**TASK PROMPT:**
Every record below, from the first line to the last, is to be set down again exactly.

**ENTRIES SUPPLIED:**
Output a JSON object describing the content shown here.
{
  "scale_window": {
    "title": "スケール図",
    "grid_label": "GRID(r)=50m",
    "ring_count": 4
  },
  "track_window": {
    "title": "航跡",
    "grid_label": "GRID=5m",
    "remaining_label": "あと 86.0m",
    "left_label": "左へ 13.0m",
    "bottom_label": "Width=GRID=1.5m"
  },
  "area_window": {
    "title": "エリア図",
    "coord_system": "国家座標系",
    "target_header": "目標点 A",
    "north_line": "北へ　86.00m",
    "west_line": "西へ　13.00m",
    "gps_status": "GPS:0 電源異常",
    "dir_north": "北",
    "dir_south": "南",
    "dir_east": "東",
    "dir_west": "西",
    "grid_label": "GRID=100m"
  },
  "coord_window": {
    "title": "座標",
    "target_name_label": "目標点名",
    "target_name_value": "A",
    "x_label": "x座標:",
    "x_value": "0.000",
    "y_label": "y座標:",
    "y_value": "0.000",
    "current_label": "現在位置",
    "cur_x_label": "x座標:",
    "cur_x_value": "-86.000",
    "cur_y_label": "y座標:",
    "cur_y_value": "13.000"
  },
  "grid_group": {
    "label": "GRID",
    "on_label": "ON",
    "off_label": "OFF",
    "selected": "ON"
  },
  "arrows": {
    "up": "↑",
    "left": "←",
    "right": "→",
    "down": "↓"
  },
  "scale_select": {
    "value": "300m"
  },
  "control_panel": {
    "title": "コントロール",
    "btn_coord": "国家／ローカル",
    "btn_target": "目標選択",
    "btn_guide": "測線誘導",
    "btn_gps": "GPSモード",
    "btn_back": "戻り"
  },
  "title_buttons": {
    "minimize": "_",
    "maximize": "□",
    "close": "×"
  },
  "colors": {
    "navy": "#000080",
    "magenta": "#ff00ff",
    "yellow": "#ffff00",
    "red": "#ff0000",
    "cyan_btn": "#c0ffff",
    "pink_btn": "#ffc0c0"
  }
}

**SOLUTION FOR THIS TASK:**
Output a JSON object describing the content shown here.
{
  "scale_window": {
    "title": "スケール図",
    "grid_label": "GRID(r)=50m",
    "ring_count": 4
  },
  "track_window": {
    "title": "航跡",
    "grid_label": "GRID=5m",
    "remaining_label": "あと 86.0m",
    "left_label": "左へ 13.0m",
    "bottom_label": "Width=GRID=1.5m"
  },
  "area_window": {
    "title": "エリア図",
    "coord_system": "国家座標系",
    "target_header": "目標点 A",
    "north_line": "北へ　86.00m",
    "west_line": "西へ　13.00m",
    "gps_status": "GPS:0 電源異常",
    "dir_north": "北",
    "dir_south": "南",
    "dir_east": "東",
    "dir_west": "西",
    "grid_label": "GRID=100m"
  },
  "coord_window": {
    "title": "座標",
    "target_name_label": "目標点名",
    "target_name_value": "A",
    "x_label": "x座標:",
    "x_value": "0.000",
    "y_label": "y座標:",
    "y_value": "0.000",
    "current_label": "現在位置",
    "cur_x_label": "x座標:",
    "cur_x_value": "-86.000",
    "cur_y_label": "y座標:",
    "cur_y_value": "13.000"
  },
  "grid_group": {
    "label": "GRID",
    "on_label": "ON",
    "off_label": "OFF",
    "selected": "ON"
  },
  "arrows": {
    "up": "↑",
    "left": "←",
    "right": "→",
    "down": "↓"
  },
  "scale_select": {
    "value": "300m"
  },
  "control_panel": {
    "title": "コントロール",
    "btn_coord": "国家／ローカル",
    "btn_target": "目標選択",
    "btn_guide": "測線誘導",
    "btn_gps": "GPSモード",
    "btn_back": "戻り"
  },
  "title_buttons": {
    "minimize": "_",
    "maximize": "□",
    "close": "×"
  },
  "colors": {
    "navy": "#000080",
    "magenta": "#ff00ff",
    "yellow": "#ffff00",
    "red": "#ff0000",
    "cyan_btn": "#c0ffff",
    "pink_btn": "#ffc0c0"
  }
}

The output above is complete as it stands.